Some MPs continued to boo him, which was as it should be. Johnson delights the pit by infuriating the prigs.
Also: on the centenary of his assassination, Unionist MP and war hero gunned down by IRA gets memorial in Parlaiment.
Johnson was once again placed under no real pressure by an opponent who relapsed into verbose self-righteousness.
An off-colour joke between colleagues. Why say it? Why leak it? Why print it? Why lie about telling it?
Hoyle is within his rights to disapprove of the media reporting Commons gossip about Rayner, but not to summon journalists.
There was a disconcerting absence of disagreement as MPs competed with each other to see who could demand the toughest sanctions.
The Prime Minister much preferred talking about a serious subject, the defence of Ukraine, indeed the defence of freedom.
The Prime Minister was in ebullient form, full of hope for himself and his country, two entities he wishes never to see sundered.
How the pendulum swung from the police not pursuing guilty Savile to pursuing innocent Proctor – and the disaster of Operation Midland.
He had to stand in the stocks and allow himself to be pelted, sometimes by members of his own party.
Anyone who refuses to understand why calling Sir Keir Starmer “a lawyer” is an insult will never comprehend Johnson’s appeal to the wider public.

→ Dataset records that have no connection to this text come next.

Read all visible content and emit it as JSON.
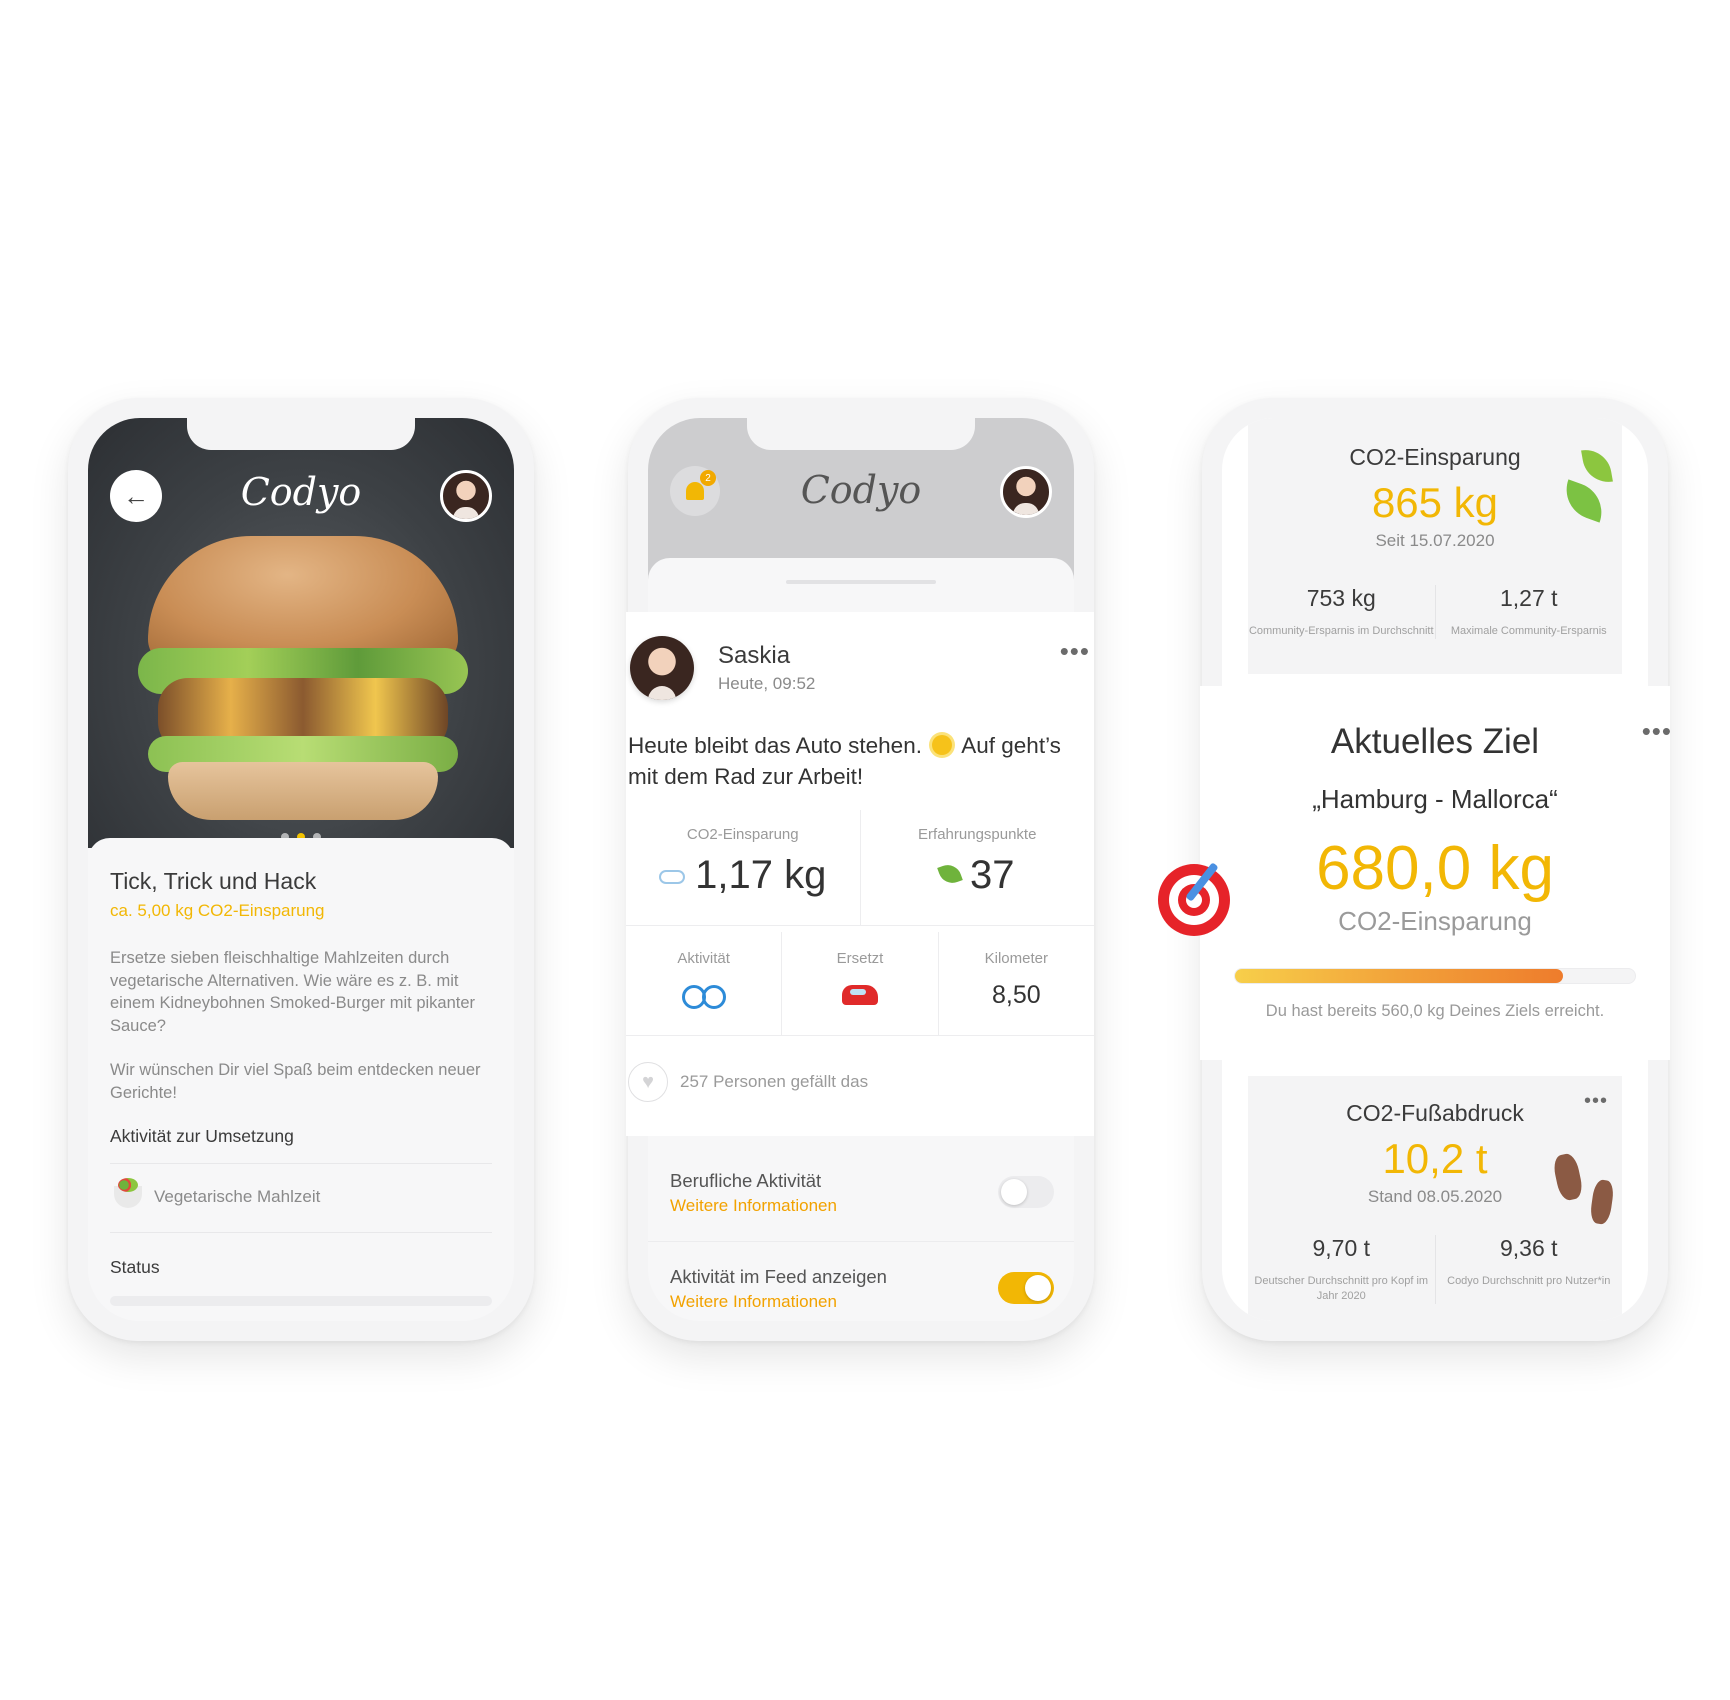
{
  "app": {
    "logo_text": "Codyo"
  },
  "screen1": {
    "back_icon": "arrow-left-icon",
    "title": "Tick, Trick und Hack",
    "saving": "ca. 5,00 kg CO2-Einsparung",
    "description": "Ersetze sieben fleischhaltige Mahlzeiten durch vegetarische Alternativen. Wie wäre es z. B. mit einem Kidneybohnen Smoked-Burger mit pikanter Sauce?",
    "wish": "Wir wünschen Dir viel Spaß beim entdecken neuer Gerichte!",
    "section_label": "Aktivität zur Umsetzung",
    "activity": "Vegetarische Mahlzeit",
    "status_label": "Status",
    "carousel": {
      "count": 3,
      "active": 2
    }
  },
  "screen2": {
    "notification_count": "2",
    "post": {
      "user": "Saskia",
      "time": "Heute, 09:52",
      "text_before": "Heute bleibt das Auto stehen.",
      "text_after": "Auf geht’s mit dem Rad zur Arbeit!",
      "co2_label": "CO2-Einsparung",
      "co2_value": "1,17 kg",
      "xp_label": "Erfahrungspunkte",
      "xp_value": "37",
      "activity_label": "Aktivität",
      "replaced_label": "Ersetzt",
      "km_label": "Kilometer",
      "km_value": "8,50",
      "likes": "257 Personen gefällt das"
    },
    "settings": [
      {
        "title": "Berufliche Aktivität",
        "link": "Weitere Informationen",
        "enabled": false
      },
      {
        "title": "Aktivität im Feed anzeigen",
        "link": "Weitere Informationen",
        "enabled": true
      }
    ]
  },
  "screen3": {
    "savings": {
      "title": "CO2-Einsparung",
      "value": "865 kg",
      "since": "Seit 15.07.2020",
      "left_value": "753 kg",
      "left_label": "Community-Ersparnis im Durchschnitt",
      "right_value": "1,27 t",
      "right_label": "Maximale Community-Ersparnis"
    },
    "goal": {
      "title": "Aktuelles Ziel",
      "name": "„Hamburg - Mallorca“",
      "value": "680,0 kg",
      "label": "CO2-Einsparung",
      "progress": 0.82,
      "note": "Du hast bereits 560,0 kg Deines Ziels erreicht."
    },
    "footprint": {
      "title": "CO2-Fußabdruck",
      "value": "10,2 t",
      "date": "Stand 08.05.2020",
      "left_value": "9,70 t",
      "left_label": "Deutscher Durchschnitt pro Kopf im Jahr 2020",
      "right_value": "9,36 t",
      "right_label": "Codyo Durchschnitt pro Nutzer*in"
    }
  },
  "colors": {
    "accent": "#f2b705",
    "link": "#f2a200",
    "text": "#3b3b3b",
    "muted": "#9a9a9a"
  }
}
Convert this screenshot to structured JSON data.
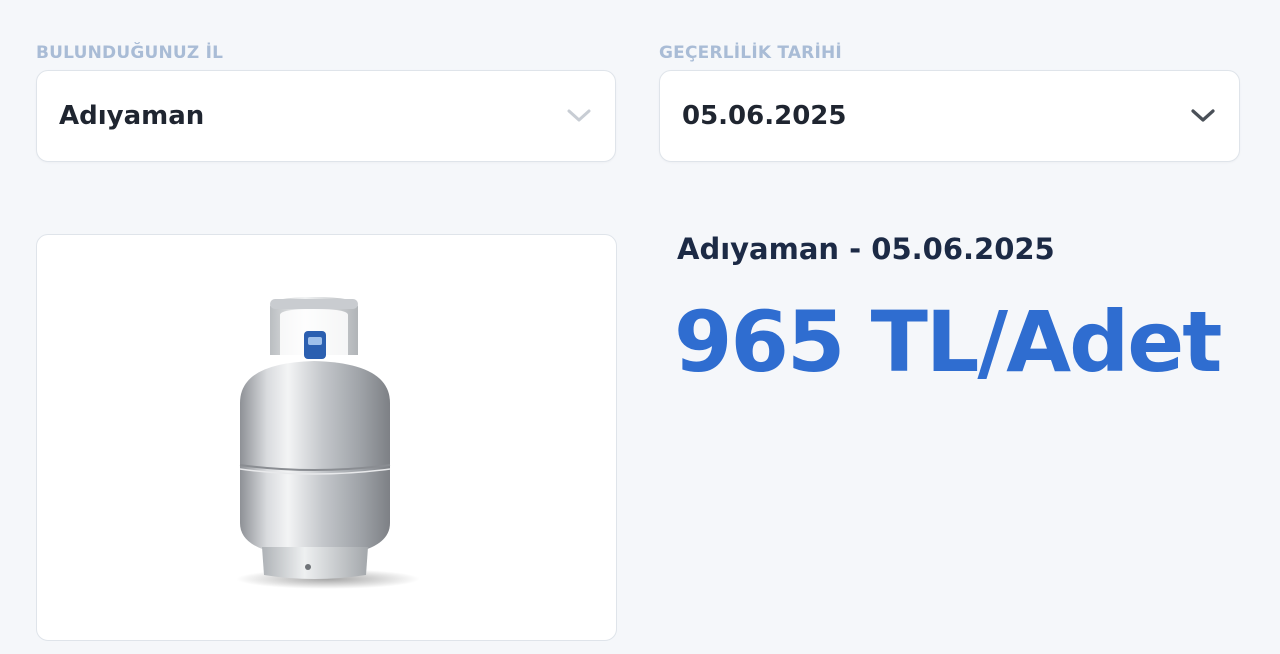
{
  "province": {
    "label": "BULUNDUĞUNUZ İL",
    "value": "Adıyaman"
  },
  "validity_date": {
    "label": "GEÇERLİLİK TARİHİ",
    "value": "05.06.2025"
  },
  "product": {
    "image_icon": "gas-cylinder-icon"
  },
  "result": {
    "heading": "Adıyaman - 05.06.2025",
    "price": "965 TL/Adet"
  },
  "colors": {
    "label": "#a9bcd6",
    "heading": "#1c2a45",
    "price": "#2f6dd0",
    "field_text": "#1f2530",
    "chevron_inactive": "#c8cdd4",
    "chevron_active": "#4a5058"
  }
}
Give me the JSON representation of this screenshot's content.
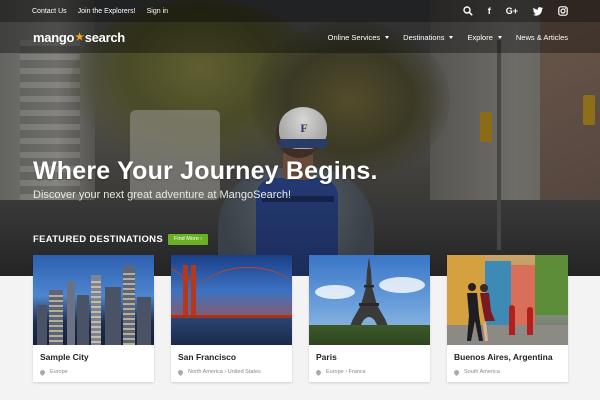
{
  "topbar": {
    "links": [
      "Contact Us",
      "Join the Explorers!",
      "Sign in"
    ],
    "icons": [
      "search-icon",
      "facebook-icon",
      "google-plus-icon",
      "twitter-icon",
      "instagram-icon"
    ],
    "icon_glyphs": {
      "facebook": "f",
      "gplus": "G+"
    }
  },
  "nav": {
    "logo_part1": "mango",
    "logo_part2": "search",
    "items": [
      {
        "label": "Online Services",
        "dropdown": true
      },
      {
        "label": "Destinations",
        "dropdown": true
      },
      {
        "label": "Explore",
        "dropdown": true
      },
      {
        "label": "News & Articles",
        "dropdown": false
      }
    ]
  },
  "hero": {
    "title": "Where Your Journey Begins.",
    "subtitle": "Discover your next great adventure at MangoSearch!",
    "cap_letter": "F"
  },
  "featured": {
    "title": "FEATURED DESTINATIONS",
    "button": "Find More  ›",
    "cards": [
      {
        "name": "Sample City",
        "location": "Europe"
      },
      {
        "name": "San Francisco",
        "location": "North America › United States"
      },
      {
        "name": "Paris",
        "location": "Europe › France"
      },
      {
        "name": "Buenos Aires, Argentina",
        "location": "South America"
      }
    ]
  },
  "colors": {
    "accent_green": "#6ab023",
    "logo_star": "#f5a623",
    "card_bg": "#ffffff",
    "page_bg": "#f3f3f3"
  }
}
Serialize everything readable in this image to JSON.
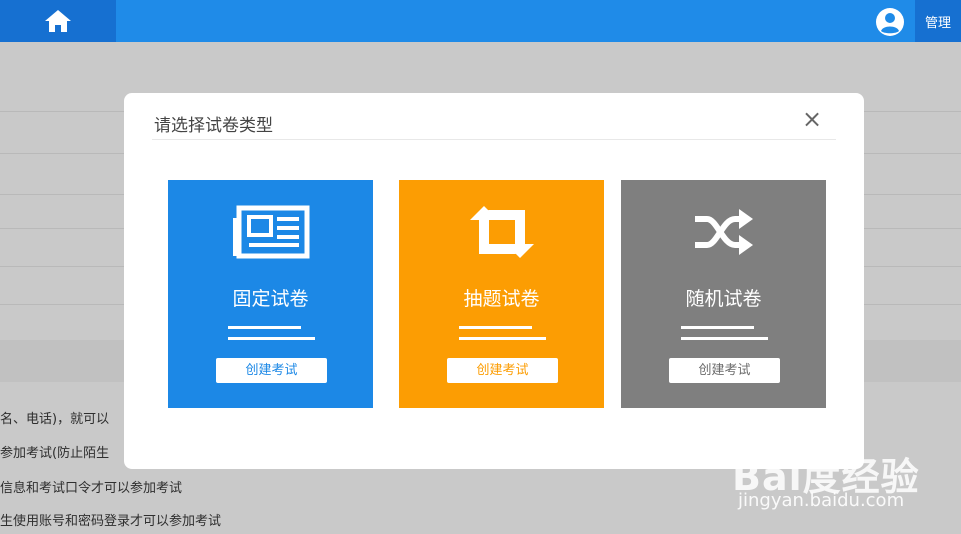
{
  "topbar": {
    "home_icon": "home-icon",
    "user_icon": "user-icon",
    "manage_label": "管理"
  },
  "background": {
    "lines": [
      "名、电话)，就可以",
      "参加考试(防止陌生",
      "信息和考试口令才可以参加考试",
      "生使用账号和密码登录才可以参加考试"
    ]
  },
  "modal": {
    "title": "请选择试卷类型",
    "close_label": "×",
    "cards": [
      {
        "label": "固定试卷",
        "button": "创建考试",
        "icon": "newspaper-icon",
        "color": "#1c88e6"
      },
      {
        "label": "抽题试卷",
        "button": "创建考试",
        "icon": "retweet-icon",
        "color": "#fc9d03"
      },
      {
        "label": "随机试卷",
        "button": "创建考试",
        "icon": "shuffle-icon",
        "color": "#7f7f7f"
      }
    ]
  },
  "watermark": {
    "logo": "Bai度经验",
    "url": "jingyan.baidu.com"
  }
}
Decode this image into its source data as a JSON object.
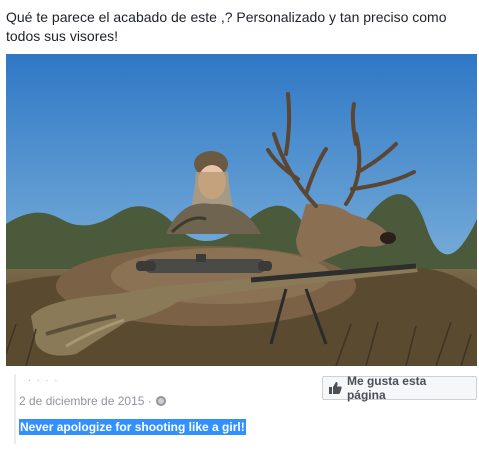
{
  "post": {
    "caption": "Qué te parece el acabado de este           ,? Personalizado y tan preciso como todos sus visores!"
  },
  "embed": {
    "page_name": "· · · ·",
    "date": "2 de diciembre de 2015 ·",
    "privacy_icon": "globe-icon",
    "like_button_label": "Me gusta esta página",
    "like_icon": "thumbs-up-icon",
    "quote": "Never apologize for shooting like a girl!"
  },
  "colors": {
    "text": "#1d2129",
    "meta": "#90949c",
    "selection": "#3390ff",
    "button_bg": "#f6f7f9",
    "button_border": "#ced0d4"
  }
}
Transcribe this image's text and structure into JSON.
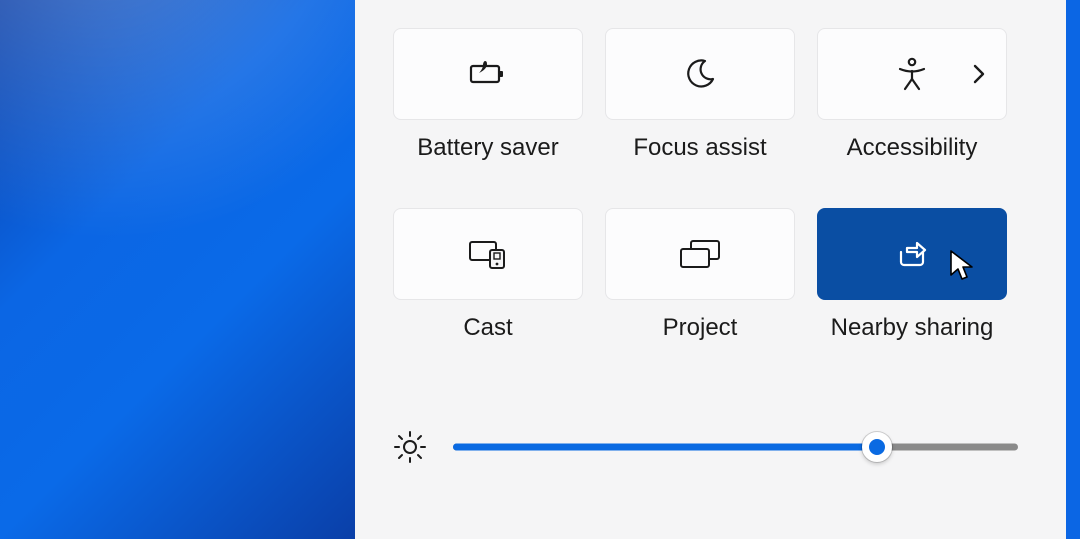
{
  "panel": {
    "tiles": [
      {
        "id": "battery-saver",
        "label": "Battery saver",
        "icon": "battery-saver-icon",
        "active": false,
        "has_submenu": false
      },
      {
        "id": "focus-assist",
        "label": "Focus assist",
        "icon": "moon-icon",
        "active": false,
        "has_submenu": false
      },
      {
        "id": "accessibility",
        "label": "Accessibility",
        "icon": "accessibility-icon",
        "active": false,
        "has_submenu": true
      },
      {
        "id": "cast",
        "label": "Cast",
        "icon": "cast-icon",
        "active": false,
        "has_submenu": false
      },
      {
        "id": "project",
        "label": "Project",
        "icon": "project-icon",
        "active": false,
        "has_submenu": false
      },
      {
        "id": "nearby-sharing",
        "label": "Nearby sharing",
        "icon": "share-icon",
        "active": true,
        "has_submenu": false
      }
    ],
    "brightness": {
      "value_percent": 75
    }
  },
  "colors": {
    "accent": "#0a6ae2",
    "tile_active": "#0a4ea3",
    "panel_bg": "#f5f5f6"
  }
}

The Prime Minister engaged in demeaning exchanges with the Leader of the Opposition, but will be worried by a lack of support on his own side.
“One of the most friendly, thoughtful and well-liked members of the House of Commons.”
The Speaker recognises that formal attire serves an important purposes, for legislator and official alike. If only his predecessors had done so.